:: Data section ::

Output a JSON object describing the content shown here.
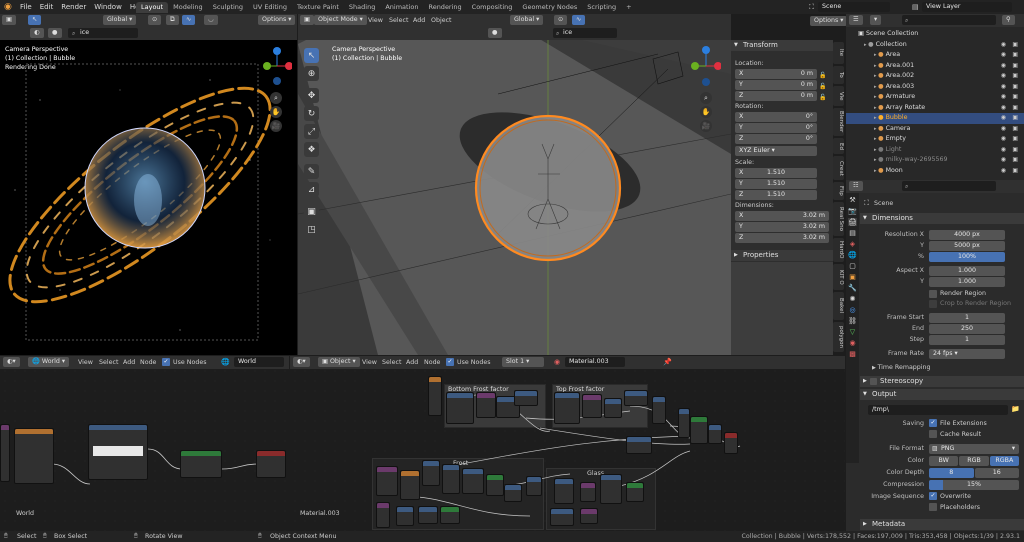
{
  "topbar": {
    "menus": [
      "File",
      "Edit",
      "Render",
      "Window",
      "Help"
    ],
    "workspaces": [
      "Layout",
      "Modeling",
      "Sculpting",
      "UV Editing",
      "Texture Paint",
      "Shading",
      "Animation",
      "Rendering",
      "Compositing",
      "Geometry Nodes",
      "Scripting"
    ],
    "active_workspace": "Layout",
    "scene": "Scene",
    "view_layer": "View Layer"
  },
  "render_view": {
    "header_transform": "Global",
    "options": "Options",
    "search": "ice",
    "overlay_lines": [
      "Camera Perspective",
      "(1) Collection | Bubble",
      "Rendering Done"
    ]
  },
  "viewport": {
    "mode": "Object Mode",
    "menus": [
      "View",
      "Select",
      "Add",
      "Object"
    ],
    "transform": "Global",
    "options": "Options",
    "search": "ice",
    "overlay_lines": [
      "Camera Perspective",
      "(1) Collection | Bubble"
    ]
  },
  "npanel": {
    "transform_title": "Transform",
    "location_label": "Location:",
    "location": [
      {
        "axis": "X",
        "value": "0 m"
      },
      {
        "axis": "Y",
        "value": "0 m"
      },
      {
        "axis": "Z",
        "value": "0 m"
      }
    ],
    "rotation_label": "Rotation:",
    "rotation": [
      {
        "axis": "X",
        "value": "0°"
      },
      {
        "axis": "Y",
        "value": "0°"
      },
      {
        "axis": "Z",
        "value": "0°"
      }
    ],
    "rotation_mode": "XYZ Euler",
    "scale_label": "Scale:",
    "scale": [
      {
        "axis": "X",
        "value": "1.510"
      },
      {
        "axis": "Y",
        "value": "1.510"
      },
      {
        "axis": "Z",
        "value": "1.510"
      }
    ],
    "dimensions_label": "Dimensions:",
    "dimensions": [
      {
        "axis": "X",
        "value": "3.02 m"
      },
      {
        "axis": "Y",
        "value": "3.02 m"
      },
      {
        "axis": "Z",
        "value": "3.02 m"
      }
    ],
    "properties_title": "Properties",
    "side_tabs": [
      "Ite",
      "To",
      "Vie",
      "Blender",
      "Ed",
      "Creat",
      "Flip",
      "Real Sno",
      "HardO",
      "KIT O",
      "Bakel",
      "polygon"
    ]
  },
  "outliner": {
    "title": "Scene Collection",
    "items": [
      {
        "name": "Collection",
        "level": 0,
        "color": "#9d9d9d"
      },
      {
        "name": "Area",
        "level": 1,
        "color": "#e09a4c"
      },
      {
        "name": "Area.001",
        "level": 1,
        "color": "#e09a4c"
      },
      {
        "name": "Area.002",
        "level": 1,
        "color": "#e09a4c"
      },
      {
        "name": "Area.003",
        "level": 1,
        "color": "#e09a4c"
      },
      {
        "name": "Armature",
        "level": 1,
        "color": "#e09a4c"
      },
      {
        "name": "Array Rotate",
        "level": 1,
        "color": "#e09a4c"
      },
      {
        "name": "Bubble",
        "level": 1,
        "color": "#ffaf29",
        "selected": true
      },
      {
        "name": "Camera",
        "level": 1,
        "color": "#e09a4c"
      },
      {
        "name": "Empty",
        "level": 1,
        "color": "#e09a4c"
      },
      {
        "name": "Light",
        "level": 1,
        "color": "#7a7a7a"
      },
      {
        "name": "milky-way-2695569",
        "level": 1,
        "color": "#7a7a7a"
      },
      {
        "name": "Moon",
        "level": 1,
        "color": "#e09a4c"
      }
    ]
  },
  "properties": {
    "scene": "Scene",
    "dimensions_title": "Dimensions",
    "resolution_x_label": "Resolution X",
    "resolution_x": "4000 px",
    "y_label": "Y",
    "resolution_y": "5000 px",
    "percent_label": "%",
    "percent": "100%",
    "aspect_x_label": "Aspect X",
    "aspect_x": "1.000",
    "aspect_y": "1.000",
    "render_region": "Render Region",
    "crop_region": "Crop to Render Region",
    "frame_start_label": "Frame Start",
    "frame_start": "1",
    "end_label": "End",
    "frame_end": "250",
    "step_label": "Step",
    "frame_step": "1",
    "frame_rate_label": "Frame Rate",
    "frame_rate": "24 fps",
    "time_remapping": "Time Remapping",
    "stereoscopy": "Stereoscopy",
    "output_title": "Output",
    "output_path": "/tmp\\",
    "saving_label": "Saving",
    "file_extensions": "File Extensions",
    "cache_result": "Cache Result",
    "file_format_label": "File Format",
    "file_format": "PNG",
    "color_label": "Color",
    "color_options": [
      "BW",
      "RGB",
      "RGBA"
    ],
    "color_active": "RGBA",
    "color_depth_label": "Color Depth",
    "color_depth_options": [
      "8",
      "16"
    ],
    "compression_label": "Compression",
    "compression": "15%",
    "compression_fraction": 0.15,
    "image_sequence_label": "Image Sequence",
    "overwrite": "Overwrite",
    "placeholders": "Placeholders",
    "metadata_title": "Metadata"
  },
  "world_editor": {
    "type": "World",
    "menus": [
      "View",
      "Select",
      "Add",
      "Node"
    ],
    "use_nodes": "Use Nodes",
    "world_name": "World",
    "corner_label": "World"
  },
  "material_editor": {
    "object": "Object",
    "menus": [
      "View",
      "Select",
      "Add",
      "Node"
    ],
    "use_nodes": "Use Nodes",
    "slot": "Slot 1",
    "material": "Material.003",
    "frames": [
      "Bottom Frost factor",
      "Top Frost factor",
      "Frost",
      "Glass"
    ],
    "corner_label": "Material.003"
  },
  "statusbar": {
    "items": [
      "Select",
      "Box Select",
      "Rotate View",
      "Object Context Menu"
    ],
    "stats": "Collection | Bubble | Verts:178,552 | Faces:197,009 | Tris:353,458 | Objects:1/39 | 2.93.1"
  },
  "colors": {
    "accent": "#4772b3",
    "selection": "#ffaf29",
    "header": "#303030",
    "panel": "#2b2b2b"
  }
}
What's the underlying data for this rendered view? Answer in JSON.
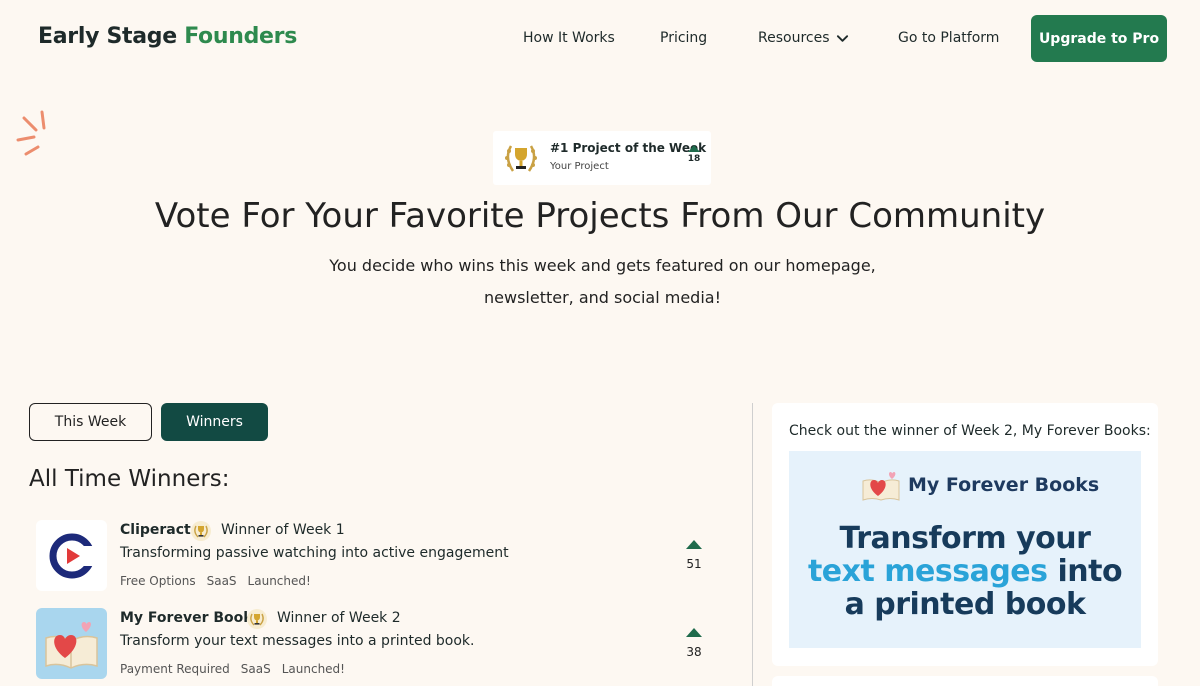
{
  "header": {
    "logo_main": "Early Stage",
    "logo_accent": "Founders",
    "nav": {
      "how_it_works": "How It Works",
      "pricing": "Pricing",
      "resources": "Resources",
      "go_to_platform": "Go to Platform"
    },
    "upgrade_label": "Upgrade to Pro"
  },
  "badge": {
    "title": "#1 Project of the Week",
    "subtitle": "Your Project",
    "votes": "18"
  },
  "hero": {
    "title": "Vote For Your Favorite Projects From Our Community",
    "subtitle": "You decide who wins this week and gets featured on our homepage, newsletter, and social media!"
  },
  "tabs": {
    "this_week": "This Week",
    "winners": "Winners",
    "active": "winners"
  },
  "section_title": "All Time Winners:",
  "winners": [
    {
      "name": "Cliperact",
      "winner_text": "Winner of Week 1",
      "description": "Transforming passive watching into active engagement",
      "tags": [
        "Free Options",
        "SaaS",
        "Launched!"
      ],
      "votes": "51"
    },
    {
      "name": "My Forever Books",
      "winner_text": "Winner of Week 2",
      "description": "Transform your text messages into a printed book.",
      "tags": [
        "Payment Required",
        "SaaS",
        "Launched!"
      ],
      "votes": "38"
    }
  ],
  "side_card": {
    "text": "Check out the winner of Week 2, My Forever Books:",
    "promo_brand": "My Forever Books",
    "promo_line1": "Transform your",
    "promo_line2_blue": "text messages",
    "promo_line2_rest": " into",
    "promo_line3": "a printed book"
  },
  "colors": {
    "background": "#fdf8f2",
    "brand_green": "#2e8a4e",
    "upgrade_button": "#237a4f",
    "active_tab": "#124a43",
    "vote_arrow": "#1f6b4c",
    "promo_bg": "#e6f2fb",
    "promo_navy": "#173b5b",
    "promo_blue": "#2aa3d8"
  },
  "icons": [
    "chevron-down-icon",
    "trophy-wreath-icon",
    "upvote-icon",
    "medal-icon",
    "heart-book-icon",
    "cliperact-logo-icon"
  ]
}
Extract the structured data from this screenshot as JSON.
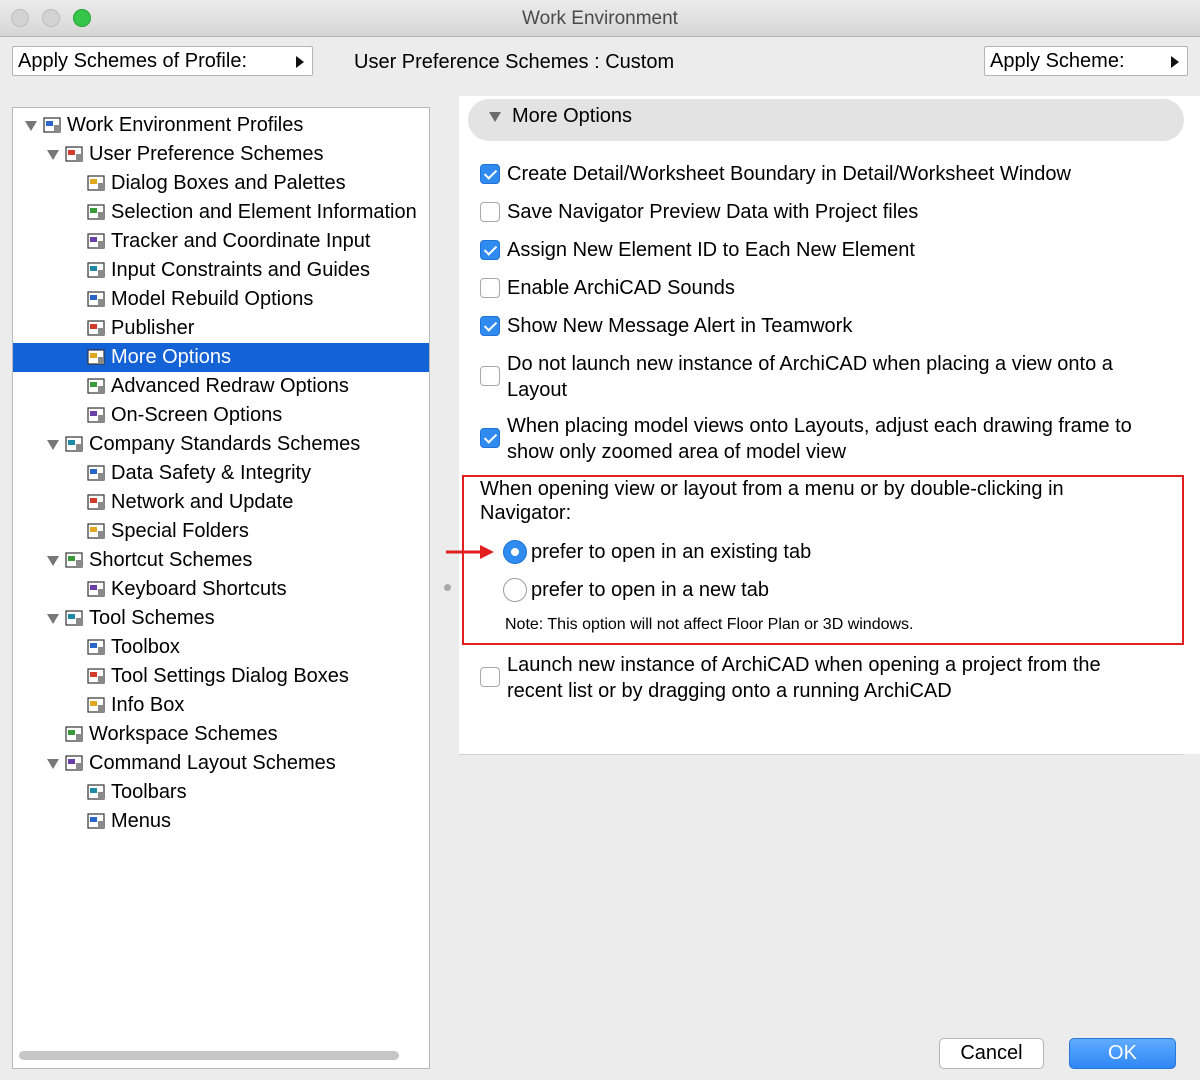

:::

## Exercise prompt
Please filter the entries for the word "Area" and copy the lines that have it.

## Response below
        "name": "Area",
        "name": "Area.001",
        "name": "Area.002",
        "name": "Area.003",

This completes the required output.